The Commonwealth of Virginia has decided it no longer will extend
Southern courtesy to one sector of its residents.
Delinquent taxpayers in the Old Dominion now are being exposed in an effort to collect long overdue taxes.
Virginia's Department of Revenue became the latest office to publish the names of tax scofflaws on the Internet.
The state unveiled its pilot program last week, a Web site list of 11 businesses that owe substantial back taxes, penalties and interest. State officials say the companies have not responded to several attempts to collect this money and that more names will be added to the list.
"Many other states have found this to be an inexpensive yet very effective tool in collecting unpaid taxes," said Tax Commissioner Janie Bowen. "Everyone should pay their fair share of taxes and this is money that the state should have received a long time ago."
Across the Potomac, Maryland officials have collected over $14 million since its Web disclosure began in 2000.
Other states with lists of delinquent business, individual or both types of taxpayers include:
- Washington, D.C.
- New Jersey
- North Carolina
- Rhode Island
- South Carolina
State officials say the lists don't violate privacy laws because tax delinquents are a matter of public record. The online postings simply make it easier for the public to see the records of taxpayers who have tax liens.

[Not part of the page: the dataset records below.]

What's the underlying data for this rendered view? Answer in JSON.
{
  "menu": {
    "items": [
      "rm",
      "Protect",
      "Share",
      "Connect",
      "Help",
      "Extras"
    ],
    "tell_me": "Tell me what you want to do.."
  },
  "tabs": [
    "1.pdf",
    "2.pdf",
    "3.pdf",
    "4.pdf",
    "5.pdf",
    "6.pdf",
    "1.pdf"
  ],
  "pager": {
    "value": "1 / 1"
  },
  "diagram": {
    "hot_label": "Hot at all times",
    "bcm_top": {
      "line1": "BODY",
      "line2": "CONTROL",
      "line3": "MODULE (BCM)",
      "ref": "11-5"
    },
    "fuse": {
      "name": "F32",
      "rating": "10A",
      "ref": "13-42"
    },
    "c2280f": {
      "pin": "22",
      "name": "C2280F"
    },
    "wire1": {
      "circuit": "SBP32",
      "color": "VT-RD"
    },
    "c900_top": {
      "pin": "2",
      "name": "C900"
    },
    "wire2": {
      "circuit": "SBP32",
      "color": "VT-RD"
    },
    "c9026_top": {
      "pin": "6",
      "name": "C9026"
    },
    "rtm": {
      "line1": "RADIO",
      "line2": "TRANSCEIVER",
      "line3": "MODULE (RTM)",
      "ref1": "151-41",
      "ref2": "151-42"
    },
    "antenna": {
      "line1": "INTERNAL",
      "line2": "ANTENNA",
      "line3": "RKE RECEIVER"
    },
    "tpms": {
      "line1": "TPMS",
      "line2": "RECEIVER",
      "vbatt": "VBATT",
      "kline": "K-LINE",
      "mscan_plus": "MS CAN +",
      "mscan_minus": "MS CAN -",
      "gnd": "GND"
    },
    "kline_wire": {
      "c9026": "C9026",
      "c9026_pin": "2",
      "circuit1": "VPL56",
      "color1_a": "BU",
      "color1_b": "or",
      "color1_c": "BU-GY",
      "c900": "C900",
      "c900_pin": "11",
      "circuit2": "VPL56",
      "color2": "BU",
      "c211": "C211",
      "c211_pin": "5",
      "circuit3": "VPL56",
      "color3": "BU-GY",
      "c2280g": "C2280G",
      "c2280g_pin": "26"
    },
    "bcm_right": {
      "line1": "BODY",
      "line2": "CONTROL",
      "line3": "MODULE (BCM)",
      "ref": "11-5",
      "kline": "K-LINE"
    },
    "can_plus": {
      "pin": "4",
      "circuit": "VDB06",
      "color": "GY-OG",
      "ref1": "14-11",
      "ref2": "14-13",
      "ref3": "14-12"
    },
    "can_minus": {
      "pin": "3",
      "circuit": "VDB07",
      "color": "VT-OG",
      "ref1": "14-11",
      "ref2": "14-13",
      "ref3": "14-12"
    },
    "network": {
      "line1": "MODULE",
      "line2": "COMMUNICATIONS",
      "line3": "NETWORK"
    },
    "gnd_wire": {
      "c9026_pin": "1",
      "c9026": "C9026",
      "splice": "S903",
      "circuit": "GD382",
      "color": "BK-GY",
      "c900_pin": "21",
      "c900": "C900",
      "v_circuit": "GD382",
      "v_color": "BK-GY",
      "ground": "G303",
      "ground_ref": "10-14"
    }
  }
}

States also note that they give businesses and individual taxpayers several opportunities to settle their accounts before posting their names.
Tax deadbeats around the world: Public tax outing is not just a U.S. phenomenon. Earlier this year, Portuguese officials announced that the country would begin publishing the names of its biggest tax cheats. The move came after the Iberian Peninsula nation was pressured by the European Union to reduce its public deficit.
Portugal is owed 17 billion euros ($26 billion U.S. $) in income and corporate taxes. It plans to publish the names of debtors owing more than 50,000 euros ($63,619 as of this morning's exchange rate) in personal income tax, or more than 200,000 euros (almost $255,000 U.S.) in corporate taxes, from 2004 or earlier tax years.
The Portuguese government, however, is not counting on shame alone to get the overdue money. Portugal plans to hire 380 new tax inspectors this year.
Whatever in Wisconsin: Of course, sometimes the shame doesn't matter, to either the tax delinquent or his official pursuers.
Channel 27, the local ABC affiliate in Madison, Wisc., reported that state officials there contracted with a lawn and tree company to do work on the State Capitol grounds despite its presence on the state's online list of Wisconsin's 100 worst tax delinquents.
The Web site lists the tax debt of Dennis Harrington's lawn and tree business at $433,686.
Division of State Facilities Building Superintendent William Beckman told 27 News that the firm was selected over two other bidding companies because, "We took the low bid."